(RECORDED DATA begins)

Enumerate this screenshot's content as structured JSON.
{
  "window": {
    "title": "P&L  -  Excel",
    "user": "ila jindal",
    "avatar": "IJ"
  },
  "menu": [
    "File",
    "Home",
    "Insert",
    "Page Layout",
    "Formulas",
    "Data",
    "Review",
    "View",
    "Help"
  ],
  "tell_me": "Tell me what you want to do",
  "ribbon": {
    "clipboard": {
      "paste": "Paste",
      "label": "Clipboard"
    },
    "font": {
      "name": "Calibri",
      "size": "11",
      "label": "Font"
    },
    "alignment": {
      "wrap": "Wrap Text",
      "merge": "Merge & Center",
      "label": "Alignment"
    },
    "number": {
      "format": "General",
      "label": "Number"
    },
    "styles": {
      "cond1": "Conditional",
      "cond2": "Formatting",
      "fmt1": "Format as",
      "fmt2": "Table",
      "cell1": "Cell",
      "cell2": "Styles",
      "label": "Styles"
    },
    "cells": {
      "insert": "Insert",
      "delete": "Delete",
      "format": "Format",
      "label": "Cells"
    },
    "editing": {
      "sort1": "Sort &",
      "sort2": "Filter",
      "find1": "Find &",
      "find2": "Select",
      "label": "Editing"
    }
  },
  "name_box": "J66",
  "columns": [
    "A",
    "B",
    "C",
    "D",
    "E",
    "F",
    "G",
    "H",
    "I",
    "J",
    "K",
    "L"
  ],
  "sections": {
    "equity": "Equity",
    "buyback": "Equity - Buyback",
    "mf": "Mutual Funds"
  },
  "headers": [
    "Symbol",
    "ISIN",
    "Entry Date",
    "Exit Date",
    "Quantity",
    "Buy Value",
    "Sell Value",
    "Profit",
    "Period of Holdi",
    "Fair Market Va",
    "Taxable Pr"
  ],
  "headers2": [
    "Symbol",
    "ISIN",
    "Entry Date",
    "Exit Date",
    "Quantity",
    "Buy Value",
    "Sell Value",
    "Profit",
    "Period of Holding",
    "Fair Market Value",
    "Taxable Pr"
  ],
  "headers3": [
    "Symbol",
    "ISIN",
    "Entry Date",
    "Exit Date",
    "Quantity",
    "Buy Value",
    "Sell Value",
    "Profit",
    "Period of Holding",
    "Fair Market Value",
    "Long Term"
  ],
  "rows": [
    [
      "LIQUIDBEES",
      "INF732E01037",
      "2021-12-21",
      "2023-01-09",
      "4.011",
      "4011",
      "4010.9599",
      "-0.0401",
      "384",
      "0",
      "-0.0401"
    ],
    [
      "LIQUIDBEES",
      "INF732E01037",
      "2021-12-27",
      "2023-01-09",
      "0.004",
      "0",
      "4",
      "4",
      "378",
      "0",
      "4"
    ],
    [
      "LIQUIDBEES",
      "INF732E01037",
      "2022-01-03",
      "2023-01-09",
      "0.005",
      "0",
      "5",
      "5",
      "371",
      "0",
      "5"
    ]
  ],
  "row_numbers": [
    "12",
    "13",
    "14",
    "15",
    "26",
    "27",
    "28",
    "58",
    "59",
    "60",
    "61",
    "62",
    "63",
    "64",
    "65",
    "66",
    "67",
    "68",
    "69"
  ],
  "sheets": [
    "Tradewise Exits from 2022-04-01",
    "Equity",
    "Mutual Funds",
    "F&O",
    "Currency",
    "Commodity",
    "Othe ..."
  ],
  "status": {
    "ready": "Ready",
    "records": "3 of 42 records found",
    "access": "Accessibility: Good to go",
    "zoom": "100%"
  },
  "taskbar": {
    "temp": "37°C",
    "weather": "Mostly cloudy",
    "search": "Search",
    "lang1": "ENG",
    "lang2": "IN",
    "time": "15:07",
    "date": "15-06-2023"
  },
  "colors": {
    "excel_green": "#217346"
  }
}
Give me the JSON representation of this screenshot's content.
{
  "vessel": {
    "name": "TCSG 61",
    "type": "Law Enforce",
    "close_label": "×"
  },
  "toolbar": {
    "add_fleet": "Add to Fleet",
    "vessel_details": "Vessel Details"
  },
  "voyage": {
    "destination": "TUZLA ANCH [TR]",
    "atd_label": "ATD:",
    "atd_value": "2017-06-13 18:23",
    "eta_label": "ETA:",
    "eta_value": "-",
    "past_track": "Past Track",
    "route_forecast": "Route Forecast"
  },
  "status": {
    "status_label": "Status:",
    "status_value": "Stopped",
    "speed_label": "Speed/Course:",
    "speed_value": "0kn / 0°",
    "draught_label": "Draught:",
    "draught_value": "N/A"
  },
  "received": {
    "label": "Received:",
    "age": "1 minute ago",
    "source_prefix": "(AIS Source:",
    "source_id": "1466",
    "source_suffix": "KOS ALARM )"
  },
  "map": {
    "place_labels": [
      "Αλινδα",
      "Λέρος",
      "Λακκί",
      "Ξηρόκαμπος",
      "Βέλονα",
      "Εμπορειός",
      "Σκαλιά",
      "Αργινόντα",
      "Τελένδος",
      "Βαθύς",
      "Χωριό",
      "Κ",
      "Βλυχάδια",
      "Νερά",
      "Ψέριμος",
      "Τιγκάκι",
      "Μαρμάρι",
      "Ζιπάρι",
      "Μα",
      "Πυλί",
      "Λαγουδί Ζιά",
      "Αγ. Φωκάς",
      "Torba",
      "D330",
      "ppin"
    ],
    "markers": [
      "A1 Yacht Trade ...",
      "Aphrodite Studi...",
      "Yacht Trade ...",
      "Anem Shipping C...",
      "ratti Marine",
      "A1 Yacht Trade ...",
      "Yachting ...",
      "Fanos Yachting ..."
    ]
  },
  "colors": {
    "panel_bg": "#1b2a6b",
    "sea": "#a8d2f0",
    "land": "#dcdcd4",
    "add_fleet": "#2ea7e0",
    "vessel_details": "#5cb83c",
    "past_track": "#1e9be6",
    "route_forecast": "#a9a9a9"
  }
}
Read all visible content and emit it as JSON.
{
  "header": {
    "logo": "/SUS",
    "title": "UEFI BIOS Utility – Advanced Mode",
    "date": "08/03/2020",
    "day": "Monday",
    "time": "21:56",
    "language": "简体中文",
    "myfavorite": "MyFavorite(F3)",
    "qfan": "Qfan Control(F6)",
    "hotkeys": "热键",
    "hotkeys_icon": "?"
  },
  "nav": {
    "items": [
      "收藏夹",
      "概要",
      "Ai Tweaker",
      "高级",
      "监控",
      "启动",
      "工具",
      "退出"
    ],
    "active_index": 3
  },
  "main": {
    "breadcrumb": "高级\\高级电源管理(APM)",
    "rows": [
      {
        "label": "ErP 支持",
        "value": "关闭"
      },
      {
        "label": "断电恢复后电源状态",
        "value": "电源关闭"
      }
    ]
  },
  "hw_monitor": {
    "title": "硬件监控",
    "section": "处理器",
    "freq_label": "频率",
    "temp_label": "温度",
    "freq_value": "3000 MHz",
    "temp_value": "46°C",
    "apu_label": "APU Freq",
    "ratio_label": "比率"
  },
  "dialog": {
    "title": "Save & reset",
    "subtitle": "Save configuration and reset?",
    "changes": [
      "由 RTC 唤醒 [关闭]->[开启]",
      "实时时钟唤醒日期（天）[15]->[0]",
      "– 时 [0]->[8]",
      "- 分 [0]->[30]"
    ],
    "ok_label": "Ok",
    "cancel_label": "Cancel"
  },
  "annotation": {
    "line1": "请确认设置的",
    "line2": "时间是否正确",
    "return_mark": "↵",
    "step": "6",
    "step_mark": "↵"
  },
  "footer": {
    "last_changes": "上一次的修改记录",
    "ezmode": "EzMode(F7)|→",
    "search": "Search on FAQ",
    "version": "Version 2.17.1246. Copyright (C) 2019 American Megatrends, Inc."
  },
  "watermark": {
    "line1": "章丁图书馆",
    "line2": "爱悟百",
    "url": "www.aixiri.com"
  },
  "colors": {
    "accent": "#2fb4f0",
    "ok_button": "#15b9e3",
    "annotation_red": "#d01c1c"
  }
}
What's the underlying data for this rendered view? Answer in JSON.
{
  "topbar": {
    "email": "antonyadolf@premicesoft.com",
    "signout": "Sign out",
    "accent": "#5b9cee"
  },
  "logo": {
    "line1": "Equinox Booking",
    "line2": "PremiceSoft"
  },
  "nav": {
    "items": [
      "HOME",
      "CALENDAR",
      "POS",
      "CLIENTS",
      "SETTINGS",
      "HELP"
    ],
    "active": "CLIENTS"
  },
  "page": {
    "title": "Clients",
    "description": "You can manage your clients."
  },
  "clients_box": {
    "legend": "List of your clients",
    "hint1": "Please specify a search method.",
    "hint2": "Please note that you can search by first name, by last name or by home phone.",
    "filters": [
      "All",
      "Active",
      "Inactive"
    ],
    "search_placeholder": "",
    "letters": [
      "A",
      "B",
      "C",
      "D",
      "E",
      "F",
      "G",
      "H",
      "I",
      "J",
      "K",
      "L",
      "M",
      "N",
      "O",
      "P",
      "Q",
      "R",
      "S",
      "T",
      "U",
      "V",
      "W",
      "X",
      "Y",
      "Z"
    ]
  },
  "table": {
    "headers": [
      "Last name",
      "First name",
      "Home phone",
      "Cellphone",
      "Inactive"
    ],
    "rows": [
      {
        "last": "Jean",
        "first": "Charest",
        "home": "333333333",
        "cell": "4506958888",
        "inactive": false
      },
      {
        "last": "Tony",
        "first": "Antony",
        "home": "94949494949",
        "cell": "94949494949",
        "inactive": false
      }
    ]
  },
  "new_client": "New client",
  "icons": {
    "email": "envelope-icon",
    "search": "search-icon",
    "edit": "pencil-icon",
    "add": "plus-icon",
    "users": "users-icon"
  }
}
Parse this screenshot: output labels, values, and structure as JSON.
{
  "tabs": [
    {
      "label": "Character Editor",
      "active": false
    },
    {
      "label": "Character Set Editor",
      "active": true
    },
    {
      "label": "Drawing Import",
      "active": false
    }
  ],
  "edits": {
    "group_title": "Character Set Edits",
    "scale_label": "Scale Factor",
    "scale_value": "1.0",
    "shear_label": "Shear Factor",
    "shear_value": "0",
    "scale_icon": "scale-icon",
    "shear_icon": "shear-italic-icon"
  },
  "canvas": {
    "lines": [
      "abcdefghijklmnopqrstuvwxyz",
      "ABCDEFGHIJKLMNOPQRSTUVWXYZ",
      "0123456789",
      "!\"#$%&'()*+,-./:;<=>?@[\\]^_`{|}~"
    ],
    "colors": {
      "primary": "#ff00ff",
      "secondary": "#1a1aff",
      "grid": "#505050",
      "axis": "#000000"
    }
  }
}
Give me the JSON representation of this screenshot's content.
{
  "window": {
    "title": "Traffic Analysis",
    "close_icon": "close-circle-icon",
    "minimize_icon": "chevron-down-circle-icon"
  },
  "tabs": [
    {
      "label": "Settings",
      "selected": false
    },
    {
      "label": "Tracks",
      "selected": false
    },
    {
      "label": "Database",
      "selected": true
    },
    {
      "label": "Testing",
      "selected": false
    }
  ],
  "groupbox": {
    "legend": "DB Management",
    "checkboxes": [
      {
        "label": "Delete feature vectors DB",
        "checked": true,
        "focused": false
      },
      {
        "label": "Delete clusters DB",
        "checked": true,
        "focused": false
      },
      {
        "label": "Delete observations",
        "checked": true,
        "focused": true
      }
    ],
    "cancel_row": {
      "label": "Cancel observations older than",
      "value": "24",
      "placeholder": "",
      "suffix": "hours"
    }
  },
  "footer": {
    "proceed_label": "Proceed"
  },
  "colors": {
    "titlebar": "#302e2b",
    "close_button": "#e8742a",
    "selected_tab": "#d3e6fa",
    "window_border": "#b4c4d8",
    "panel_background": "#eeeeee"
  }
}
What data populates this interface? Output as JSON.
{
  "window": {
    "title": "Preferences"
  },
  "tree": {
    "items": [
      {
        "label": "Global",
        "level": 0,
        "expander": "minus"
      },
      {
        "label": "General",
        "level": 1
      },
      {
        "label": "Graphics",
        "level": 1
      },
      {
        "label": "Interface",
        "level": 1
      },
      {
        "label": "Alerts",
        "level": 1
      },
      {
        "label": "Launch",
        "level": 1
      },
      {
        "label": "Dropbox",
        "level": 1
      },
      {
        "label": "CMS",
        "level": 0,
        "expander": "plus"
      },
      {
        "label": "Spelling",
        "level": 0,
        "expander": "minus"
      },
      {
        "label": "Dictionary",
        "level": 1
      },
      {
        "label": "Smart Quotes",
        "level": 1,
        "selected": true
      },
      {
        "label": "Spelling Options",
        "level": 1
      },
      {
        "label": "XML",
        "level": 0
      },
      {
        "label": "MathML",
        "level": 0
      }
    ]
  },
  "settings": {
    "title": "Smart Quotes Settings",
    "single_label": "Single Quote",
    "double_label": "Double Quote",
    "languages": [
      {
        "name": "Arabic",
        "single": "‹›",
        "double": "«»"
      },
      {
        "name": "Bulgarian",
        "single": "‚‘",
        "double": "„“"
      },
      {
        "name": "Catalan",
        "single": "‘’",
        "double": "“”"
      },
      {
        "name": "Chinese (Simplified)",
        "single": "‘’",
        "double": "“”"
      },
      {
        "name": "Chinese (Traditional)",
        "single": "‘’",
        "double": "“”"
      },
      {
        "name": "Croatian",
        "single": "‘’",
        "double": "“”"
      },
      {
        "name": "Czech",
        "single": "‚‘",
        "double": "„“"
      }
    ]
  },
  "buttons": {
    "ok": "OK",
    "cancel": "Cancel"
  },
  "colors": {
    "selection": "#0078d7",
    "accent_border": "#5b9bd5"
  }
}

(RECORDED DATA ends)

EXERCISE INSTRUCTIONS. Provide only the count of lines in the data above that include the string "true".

REPLY. 7